▶ _REQUIRED WORK_: Where in the entries below does "chevron" appear? Copy every line that has it.

Entries from a dataset of interfaces:
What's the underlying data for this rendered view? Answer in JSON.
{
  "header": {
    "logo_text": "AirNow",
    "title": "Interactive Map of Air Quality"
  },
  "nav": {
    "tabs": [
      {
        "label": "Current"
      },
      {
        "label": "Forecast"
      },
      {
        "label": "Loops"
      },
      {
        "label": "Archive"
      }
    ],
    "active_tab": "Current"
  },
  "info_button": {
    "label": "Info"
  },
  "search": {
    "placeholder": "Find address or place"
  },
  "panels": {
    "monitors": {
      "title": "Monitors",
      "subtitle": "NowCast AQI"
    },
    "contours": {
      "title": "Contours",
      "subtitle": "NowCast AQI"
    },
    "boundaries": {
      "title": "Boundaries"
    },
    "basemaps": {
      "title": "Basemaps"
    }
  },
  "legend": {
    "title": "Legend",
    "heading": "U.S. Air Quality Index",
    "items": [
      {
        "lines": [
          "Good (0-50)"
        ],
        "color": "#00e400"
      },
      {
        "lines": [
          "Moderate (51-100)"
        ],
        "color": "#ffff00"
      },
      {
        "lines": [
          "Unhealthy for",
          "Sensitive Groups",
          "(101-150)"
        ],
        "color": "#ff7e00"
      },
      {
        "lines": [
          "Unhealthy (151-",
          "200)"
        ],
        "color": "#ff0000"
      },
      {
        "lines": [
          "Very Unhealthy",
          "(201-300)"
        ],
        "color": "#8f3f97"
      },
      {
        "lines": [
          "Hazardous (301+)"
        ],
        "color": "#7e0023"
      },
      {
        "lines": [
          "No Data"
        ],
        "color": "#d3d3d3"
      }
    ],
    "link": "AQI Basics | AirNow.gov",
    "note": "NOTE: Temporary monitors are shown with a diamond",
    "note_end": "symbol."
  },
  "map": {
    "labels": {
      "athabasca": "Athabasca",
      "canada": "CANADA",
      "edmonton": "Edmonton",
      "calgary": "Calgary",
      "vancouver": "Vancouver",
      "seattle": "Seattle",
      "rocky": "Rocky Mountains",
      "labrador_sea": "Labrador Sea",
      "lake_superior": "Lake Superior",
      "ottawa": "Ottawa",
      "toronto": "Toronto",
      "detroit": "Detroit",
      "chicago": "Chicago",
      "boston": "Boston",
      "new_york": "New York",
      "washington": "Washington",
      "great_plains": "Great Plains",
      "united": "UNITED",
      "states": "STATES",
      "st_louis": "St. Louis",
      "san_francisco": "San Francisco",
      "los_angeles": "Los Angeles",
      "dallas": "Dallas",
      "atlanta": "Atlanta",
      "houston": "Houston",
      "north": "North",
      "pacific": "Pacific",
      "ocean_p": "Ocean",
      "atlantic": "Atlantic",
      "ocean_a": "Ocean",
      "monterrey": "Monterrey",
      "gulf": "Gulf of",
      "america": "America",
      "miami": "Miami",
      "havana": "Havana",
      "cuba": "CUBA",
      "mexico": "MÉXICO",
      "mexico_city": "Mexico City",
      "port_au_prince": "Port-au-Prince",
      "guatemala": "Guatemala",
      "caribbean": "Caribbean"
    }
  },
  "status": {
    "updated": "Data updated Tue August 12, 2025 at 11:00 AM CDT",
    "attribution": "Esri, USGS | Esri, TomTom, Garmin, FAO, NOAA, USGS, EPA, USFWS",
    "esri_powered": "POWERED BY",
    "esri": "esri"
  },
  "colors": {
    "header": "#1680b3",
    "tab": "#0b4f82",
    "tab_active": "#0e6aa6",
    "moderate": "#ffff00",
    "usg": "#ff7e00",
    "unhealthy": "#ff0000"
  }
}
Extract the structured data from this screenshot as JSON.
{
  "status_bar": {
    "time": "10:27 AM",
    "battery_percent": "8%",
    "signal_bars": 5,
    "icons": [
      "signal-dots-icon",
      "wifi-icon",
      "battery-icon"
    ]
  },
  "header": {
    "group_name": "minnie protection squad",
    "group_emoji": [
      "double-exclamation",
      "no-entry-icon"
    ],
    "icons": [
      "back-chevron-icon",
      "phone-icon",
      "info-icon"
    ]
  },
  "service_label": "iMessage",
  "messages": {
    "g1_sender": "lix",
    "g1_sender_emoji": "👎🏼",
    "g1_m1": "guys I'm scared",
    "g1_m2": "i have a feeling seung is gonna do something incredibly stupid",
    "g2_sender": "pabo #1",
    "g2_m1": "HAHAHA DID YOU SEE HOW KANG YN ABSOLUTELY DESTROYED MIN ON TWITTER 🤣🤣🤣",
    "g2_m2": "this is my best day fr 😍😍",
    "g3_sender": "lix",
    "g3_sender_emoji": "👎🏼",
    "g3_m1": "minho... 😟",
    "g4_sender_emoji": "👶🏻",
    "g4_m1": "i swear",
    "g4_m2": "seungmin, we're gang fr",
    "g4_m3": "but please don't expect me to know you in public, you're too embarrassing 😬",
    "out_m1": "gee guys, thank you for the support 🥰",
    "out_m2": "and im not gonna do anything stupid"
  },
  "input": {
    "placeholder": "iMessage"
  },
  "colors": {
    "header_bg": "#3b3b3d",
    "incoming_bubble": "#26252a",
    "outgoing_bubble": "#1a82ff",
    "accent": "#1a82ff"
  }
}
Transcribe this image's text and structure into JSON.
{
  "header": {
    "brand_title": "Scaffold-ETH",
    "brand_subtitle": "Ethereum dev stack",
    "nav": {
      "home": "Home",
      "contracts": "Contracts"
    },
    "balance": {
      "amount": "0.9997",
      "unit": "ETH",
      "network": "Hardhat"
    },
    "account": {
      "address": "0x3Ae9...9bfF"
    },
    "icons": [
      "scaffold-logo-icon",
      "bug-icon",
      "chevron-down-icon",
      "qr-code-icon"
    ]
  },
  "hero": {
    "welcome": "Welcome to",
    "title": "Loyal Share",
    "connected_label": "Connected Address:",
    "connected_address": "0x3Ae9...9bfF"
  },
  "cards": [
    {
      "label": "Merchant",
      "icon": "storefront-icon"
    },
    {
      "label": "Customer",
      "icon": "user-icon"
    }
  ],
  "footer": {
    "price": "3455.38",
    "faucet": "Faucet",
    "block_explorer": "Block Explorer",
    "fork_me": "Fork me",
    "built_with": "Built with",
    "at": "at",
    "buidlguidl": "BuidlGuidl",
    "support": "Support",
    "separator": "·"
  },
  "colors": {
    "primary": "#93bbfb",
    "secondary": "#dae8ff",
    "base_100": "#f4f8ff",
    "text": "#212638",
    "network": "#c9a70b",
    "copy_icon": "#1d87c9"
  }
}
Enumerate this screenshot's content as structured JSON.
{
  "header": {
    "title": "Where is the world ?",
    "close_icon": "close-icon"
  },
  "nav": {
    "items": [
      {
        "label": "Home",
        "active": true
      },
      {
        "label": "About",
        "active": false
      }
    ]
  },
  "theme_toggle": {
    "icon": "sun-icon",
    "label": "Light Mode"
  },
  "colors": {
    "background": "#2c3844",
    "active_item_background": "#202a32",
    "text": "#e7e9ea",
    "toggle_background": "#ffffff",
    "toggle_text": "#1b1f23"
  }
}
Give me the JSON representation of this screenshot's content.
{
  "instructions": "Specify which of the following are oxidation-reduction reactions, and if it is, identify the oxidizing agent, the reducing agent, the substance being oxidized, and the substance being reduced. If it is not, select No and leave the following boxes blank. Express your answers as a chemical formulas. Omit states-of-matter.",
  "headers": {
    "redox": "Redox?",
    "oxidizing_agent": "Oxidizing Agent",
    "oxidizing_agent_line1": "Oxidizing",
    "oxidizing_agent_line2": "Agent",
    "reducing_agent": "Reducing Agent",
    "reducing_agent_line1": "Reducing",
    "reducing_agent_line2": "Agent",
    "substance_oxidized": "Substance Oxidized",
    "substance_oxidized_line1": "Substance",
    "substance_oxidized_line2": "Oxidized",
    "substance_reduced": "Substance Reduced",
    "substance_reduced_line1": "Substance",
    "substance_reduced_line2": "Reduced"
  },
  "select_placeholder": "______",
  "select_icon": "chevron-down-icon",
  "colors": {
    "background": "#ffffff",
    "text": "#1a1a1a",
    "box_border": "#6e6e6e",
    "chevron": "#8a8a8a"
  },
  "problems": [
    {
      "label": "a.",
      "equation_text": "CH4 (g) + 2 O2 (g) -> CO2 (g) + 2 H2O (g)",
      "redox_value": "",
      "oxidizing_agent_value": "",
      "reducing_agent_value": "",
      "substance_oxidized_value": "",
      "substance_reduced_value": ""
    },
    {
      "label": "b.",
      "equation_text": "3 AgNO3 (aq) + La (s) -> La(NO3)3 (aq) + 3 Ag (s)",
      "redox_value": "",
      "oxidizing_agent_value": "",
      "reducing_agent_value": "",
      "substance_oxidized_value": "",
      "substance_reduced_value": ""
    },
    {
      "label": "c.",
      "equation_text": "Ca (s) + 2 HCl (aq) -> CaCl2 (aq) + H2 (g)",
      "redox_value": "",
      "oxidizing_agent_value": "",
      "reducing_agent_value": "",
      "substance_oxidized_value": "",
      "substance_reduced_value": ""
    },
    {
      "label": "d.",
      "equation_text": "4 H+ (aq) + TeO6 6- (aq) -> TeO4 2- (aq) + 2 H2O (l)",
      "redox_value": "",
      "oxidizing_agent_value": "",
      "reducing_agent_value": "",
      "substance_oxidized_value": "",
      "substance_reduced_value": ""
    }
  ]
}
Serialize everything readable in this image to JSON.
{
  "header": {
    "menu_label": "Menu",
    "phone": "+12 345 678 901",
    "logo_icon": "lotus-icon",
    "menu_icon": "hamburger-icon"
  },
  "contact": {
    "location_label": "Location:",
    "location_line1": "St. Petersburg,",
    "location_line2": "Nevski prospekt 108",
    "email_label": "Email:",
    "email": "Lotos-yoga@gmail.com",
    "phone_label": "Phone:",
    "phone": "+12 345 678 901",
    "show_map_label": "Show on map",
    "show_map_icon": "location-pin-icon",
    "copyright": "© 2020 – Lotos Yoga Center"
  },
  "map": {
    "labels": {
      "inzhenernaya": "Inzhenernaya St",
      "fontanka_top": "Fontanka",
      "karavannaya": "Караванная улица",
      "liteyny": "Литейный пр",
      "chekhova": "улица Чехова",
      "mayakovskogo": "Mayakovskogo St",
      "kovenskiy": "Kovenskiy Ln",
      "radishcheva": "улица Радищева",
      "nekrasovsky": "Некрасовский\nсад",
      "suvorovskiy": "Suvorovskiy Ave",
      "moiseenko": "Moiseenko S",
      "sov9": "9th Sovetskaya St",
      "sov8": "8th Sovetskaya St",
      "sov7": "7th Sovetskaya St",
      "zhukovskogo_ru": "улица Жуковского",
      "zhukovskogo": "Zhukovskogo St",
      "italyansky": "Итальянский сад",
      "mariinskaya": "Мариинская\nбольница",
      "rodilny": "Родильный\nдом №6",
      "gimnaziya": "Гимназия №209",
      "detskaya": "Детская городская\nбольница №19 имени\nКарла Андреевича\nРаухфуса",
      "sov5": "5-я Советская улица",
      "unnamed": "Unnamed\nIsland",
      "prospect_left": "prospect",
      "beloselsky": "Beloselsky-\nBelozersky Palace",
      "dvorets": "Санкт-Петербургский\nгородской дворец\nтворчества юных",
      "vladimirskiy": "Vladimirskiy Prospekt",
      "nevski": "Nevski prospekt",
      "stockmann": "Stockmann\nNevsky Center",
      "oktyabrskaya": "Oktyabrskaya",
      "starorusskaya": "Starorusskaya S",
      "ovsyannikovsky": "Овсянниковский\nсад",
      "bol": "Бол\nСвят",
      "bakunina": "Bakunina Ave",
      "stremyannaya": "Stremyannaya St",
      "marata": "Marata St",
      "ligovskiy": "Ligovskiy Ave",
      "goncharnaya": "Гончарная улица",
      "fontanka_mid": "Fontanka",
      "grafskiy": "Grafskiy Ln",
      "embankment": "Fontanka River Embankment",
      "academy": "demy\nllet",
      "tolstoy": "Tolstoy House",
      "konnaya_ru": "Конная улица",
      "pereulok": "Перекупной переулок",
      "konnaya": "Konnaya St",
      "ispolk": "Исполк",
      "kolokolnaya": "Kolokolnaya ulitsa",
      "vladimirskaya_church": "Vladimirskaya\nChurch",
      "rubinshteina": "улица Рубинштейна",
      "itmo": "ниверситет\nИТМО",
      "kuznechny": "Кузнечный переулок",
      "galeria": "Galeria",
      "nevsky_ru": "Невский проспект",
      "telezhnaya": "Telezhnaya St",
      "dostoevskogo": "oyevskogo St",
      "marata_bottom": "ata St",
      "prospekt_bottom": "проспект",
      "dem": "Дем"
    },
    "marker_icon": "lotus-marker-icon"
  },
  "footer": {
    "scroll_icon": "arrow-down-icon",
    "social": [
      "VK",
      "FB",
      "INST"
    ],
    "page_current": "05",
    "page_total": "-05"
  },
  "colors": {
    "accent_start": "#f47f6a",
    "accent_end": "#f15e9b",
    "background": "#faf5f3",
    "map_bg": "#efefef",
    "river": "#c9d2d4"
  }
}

▶ _WRITTEN RESPONSE_:
      "back-chevron-icon",
      "chevron-down-icon",
  "select_icon": "chevron-down-icon",
    "chevron": "#8a8a8a"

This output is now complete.